Another poet of that period who wrote in both prose and verse mode, William Blake, had his own poetic diction, but it was the same or quite similar in both modes. The syntax of this so-called "pre-Romantic" style was more ordinary than that of the succeeding Romantics, as in the beginning of "A Little Girl Lost" from Songs of Experience: "Children of the future age, / Reading this indignant page, / Know that in a former time / Love, sweet love, was thought a crime." This was a verse poem, of course, but "Creation" is prose: "I must create a system, or be enslaved by another man's. / I will not reason compare [an inversion: 'compare reason']. My business is to create."

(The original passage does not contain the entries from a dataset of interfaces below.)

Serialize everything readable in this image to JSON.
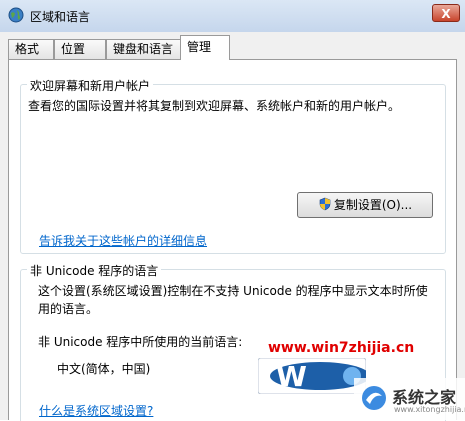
{
  "window": {
    "title": "区域和语言",
    "close_label": "X"
  },
  "tabs": [
    {
      "label": "格式",
      "active": false
    },
    {
      "label": "位置",
      "active": false
    },
    {
      "label": "键盘和语言",
      "active": false
    },
    {
      "label": "管理",
      "active": true
    }
  ],
  "welcome_group": {
    "title": "欢迎屏幕和新用户帐户",
    "description": "查看您的国际设置并将其复制到欢迎屏幕、系统帐户和新的用户帐户。",
    "copy_button": "复制设置(O)...",
    "link": "告诉我关于这些帐户的详细信息"
  },
  "unicode_group": {
    "title": "非 Unicode 程序的语言",
    "description": "这个设置(系统区域设置)控制在不支持 Unicode 的程序中显示文本时所使用的语言。",
    "current_label": "非 Unicode 程序中所使用的当前语言:",
    "current_value": "中文(简体，中国)",
    "link": "什么是系统区域设置?"
  },
  "watermark": {
    "url": "www.win7zhijia.cn",
    "logo_text": "W",
    "brand": "系统之家",
    "brand_url": "www.xitongzhijia.net"
  },
  "colors": {
    "link": "#0066cc",
    "watermark_red": "#e00000"
  }
}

"In the ten years following the Second World War," James E. B. Breslin wrote, "literary modernism, like an aging evangelical religion, had rigidified into orthodoxy. In fact, with the publication of the widely used second edition of Understanding Poetry (1950), modernism had been codified into a textbook. The most conspicuous feature of the writing produced by younger poets Robert Lowell, James Merrill, W. S. Merwin, Richard Wilbur, for instance — was their revival of the very traditional forms that modernist poets had sought to dismantle; the predominant mode became the well-made symbolist poem. Yet in the modern era, the very existence of an identifiable mode, much less its perfection, is self-discrediting, so that during the fifties the predominant mode came increasingly to feel limited, excluding, impoverished" (xiv). By the end of the decade it seemed to many readers of contemporary poetry almost as though Modernism had never happened.

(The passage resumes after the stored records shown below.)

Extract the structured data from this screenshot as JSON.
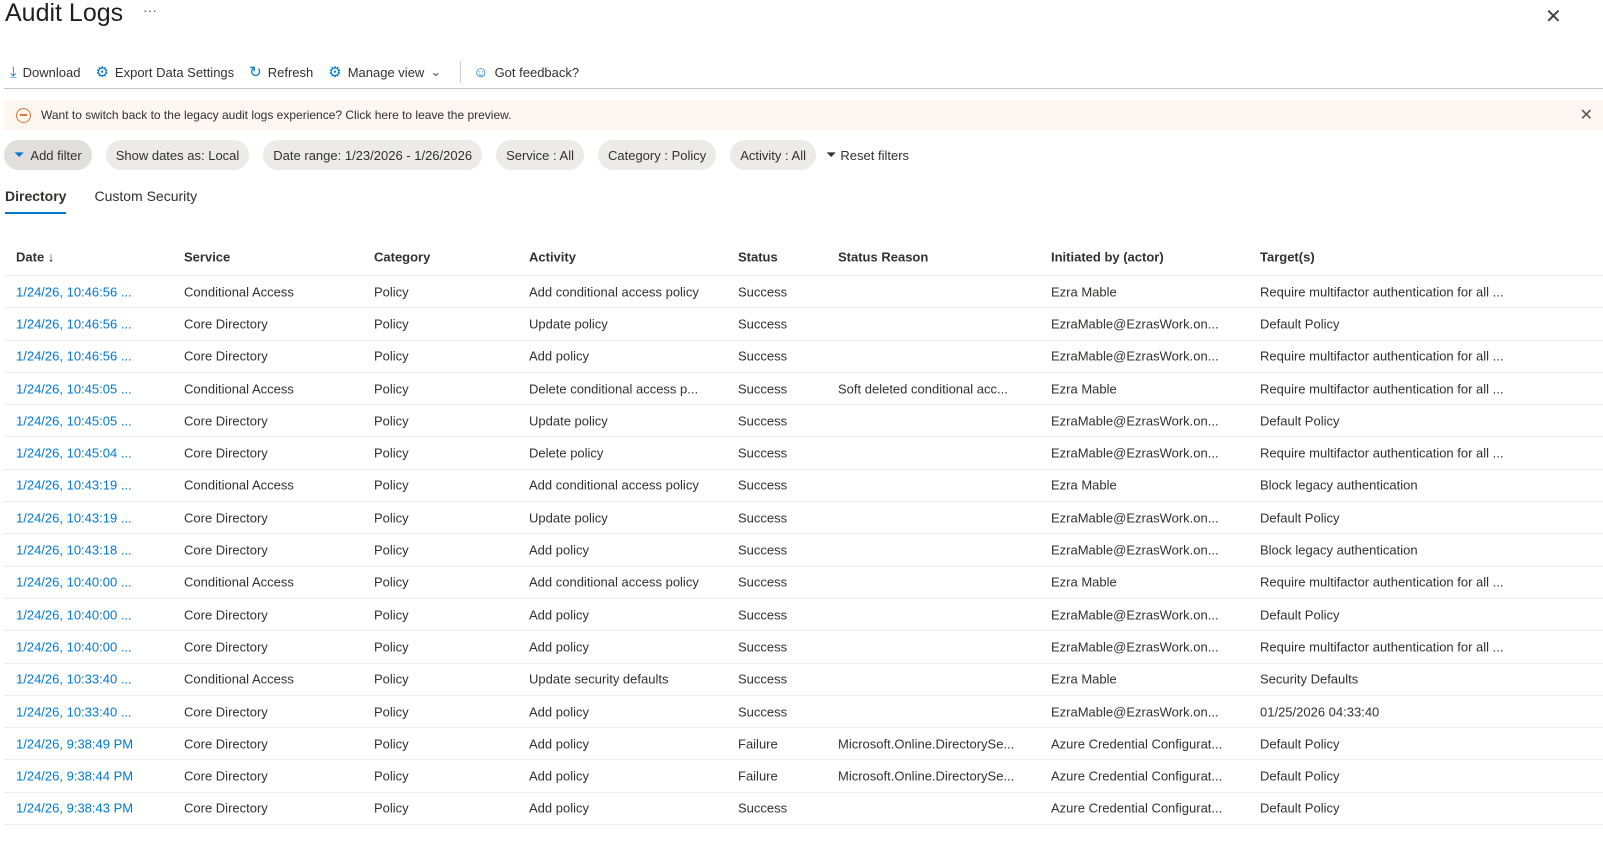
{
  "header": {
    "title": "Audit Logs",
    "more": "···",
    "close": "✕"
  },
  "toolbar": {
    "download": "Download",
    "export": "Export Data Settings",
    "refresh": "Refresh",
    "manage": "Manage view",
    "feedback": "Got feedback?"
  },
  "banner": {
    "text": "Want to switch back to the legacy audit logs experience? Click here to leave the preview."
  },
  "filters": {
    "add": "Add filter",
    "dates": "Show dates as: Local",
    "range": "Date range: 1/23/2026 - 1/26/2026",
    "service": "Service : All",
    "category": "Category : Policy",
    "activity": "Activity : All",
    "reset": "Reset filters"
  },
  "tabs": [
    "Directory",
    "Custom Security"
  ],
  "table": {
    "columns": [
      "Date ↓",
      "Service",
      "Category",
      "Activity",
      "Status",
      "Status Reason",
      "Initiated by (actor)",
      "Target(s)"
    ],
    "rows": [
      [
        "1/24/26, 10:46:56 ...",
        "Conditional Access",
        "Policy",
        "Add conditional access policy",
        "Success",
        "",
        "Ezra Mable",
        "Require multifactor authentication for all ..."
      ],
      [
        "1/24/26, 10:46:56 ...",
        "Core Directory",
        "Policy",
        "Update policy",
        "Success",
        "",
        "EzraMable@EzrasWork.on...",
        "Default Policy"
      ],
      [
        "1/24/26, 10:46:56 ...",
        "Core Directory",
        "Policy",
        "Add policy",
        "Success",
        "",
        "EzraMable@EzrasWork.on...",
        "Require multifactor authentication for all ..."
      ],
      [
        "1/24/26, 10:45:05 ...",
        "Conditional Access",
        "Policy",
        "Delete conditional access p...",
        "Success",
        "Soft deleted conditional acc...",
        "Ezra Mable",
        "Require multifactor authentication for all ..."
      ],
      [
        "1/24/26, 10:45:05 ...",
        "Core Directory",
        "Policy",
        "Update policy",
        "Success",
        "",
        "EzraMable@EzrasWork.on...",
        "Default Policy"
      ],
      [
        "1/24/26, 10:45:04 ...",
        "Core Directory",
        "Policy",
        "Delete policy",
        "Success",
        "",
        "EzraMable@EzrasWork.on...",
        "Require multifactor authentication for all ..."
      ],
      [
        "1/24/26, 10:43:19 ...",
        "Conditional Access",
        "Policy",
        "Add conditional access policy",
        "Success",
        "",
        "Ezra Mable",
        "Block legacy authentication"
      ],
      [
        "1/24/26, 10:43:19 ...",
        "Core Directory",
        "Policy",
        "Update policy",
        "Success",
        "",
        "EzraMable@EzrasWork.on...",
        "Default Policy"
      ],
      [
        "1/24/26, 10:43:18 ...",
        "Core Directory",
        "Policy",
        "Add policy",
        "Success",
        "",
        "EzraMable@EzrasWork.on...",
        "Block legacy authentication"
      ],
      [
        "1/24/26, 10:40:00 ...",
        "Conditional Access",
        "Policy",
        "Add conditional access policy",
        "Success",
        "",
        "Ezra Mable",
        "Require multifactor authentication for all ..."
      ],
      [
        "1/24/26, 10:40:00 ...",
        "Core Directory",
        "Policy",
        "Add policy",
        "Success",
        "",
        "EzraMable@EzrasWork.on...",
        "Default Policy"
      ],
      [
        "1/24/26, 10:40:00 ...",
        "Core Directory",
        "Policy",
        "Add policy",
        "Success",
        "",
        "EzraMable@EzrasWork.on...",
        "Require multifactor authentication for all ..."
      ],
      [
        "1/24/26, 10:33:40 ...",
        "Conditional Access",
        "Policy",
        "Update security defaults",
        "Success",
        "",
        "Ezra Mable",
        "Security Defaults"
      ],
      [
        "1/24/26, 10:33:40 ...",
        "Core Directory",
        "Policy",
        "Add policy",
        "Success",
        "",
        "EzraMable@EzrasWork.on...",
        "01/25/2026 04:33:40"
      ],
      [
        "1/24/26, 9:38:49 PM",
        "Core Directory",
        "Policy",
        "Add policy",
        "Failure",
        "Microsoft.Online.DirectorySe...",
        "Azure Credential Configurat...",
        "Default Policy"
      ],
      [
        "1/24/26, 9:38:44 PM",
        "Core Directory",
        "Policy",
        "Add policy",
        "Failure",
        "Microsoft.Online.DirectorySe...",
        "Azure Credential Configurat...",
        "Default Policy"
      ],
      [
        "1/24/26, 9:38:43 PM",
        "Core Directory",
        "Policy",
        "Add policy",
        "Success",
        "",
        "Azure Credential Configurat...",
        "Default Policy"
      ]
    ]
  }
}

The reaction against Modernism had begun as early as the 1930s in the work of the British poet W.H. Auden and his Oxford University contemporaries including Stephen Spender and C. Day Lewis, but the reaction was not a revulsion against the poetry of Eliot, Pound, Yeats, and the other high Modernists so much as it was a feeling of frustration with the apparent impossibility of continuing to explore the outer edges of twentieth-century expression. Auden's first collection Poems appeared in 1930, and in it can be perceived the beginnings of the post-Modernist period style.

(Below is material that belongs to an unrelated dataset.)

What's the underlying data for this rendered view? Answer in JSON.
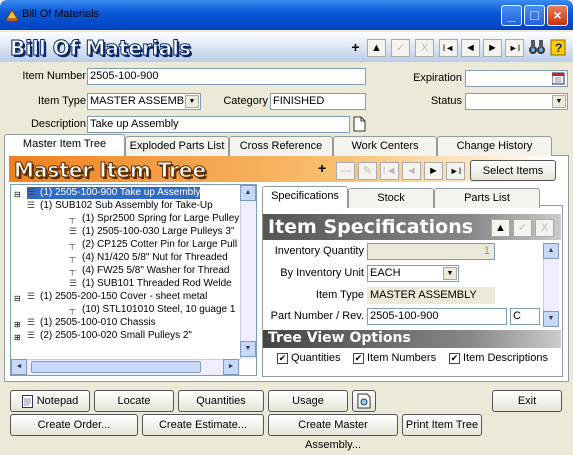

Auden and his group in the pre-World War II period blended traditionally formal verse structures with an urbane conversational style, as in Auden's "What's the Matter?" — "To lie flat on the back with the knees flexed / And sunshine on the soft receptive belly / Or face-down, the insolent spine relaxed, / No more compelled to cower or to bully, is good; and good to see them passing by / Below on the white side-walk in the heat, / The dog, the lady with parcels, and the boy: / There is the casual life outside the heart." Perkins wrote, "to understand why the poetry of the thirties took the direction it did, we must keep in mind the situation in literary history of these poets born between 1907 and 1917. They were the first generation for whom the development of modern poetry from the 1890s was what it is for us — history, tales of the tribal elders" (v. II, 120).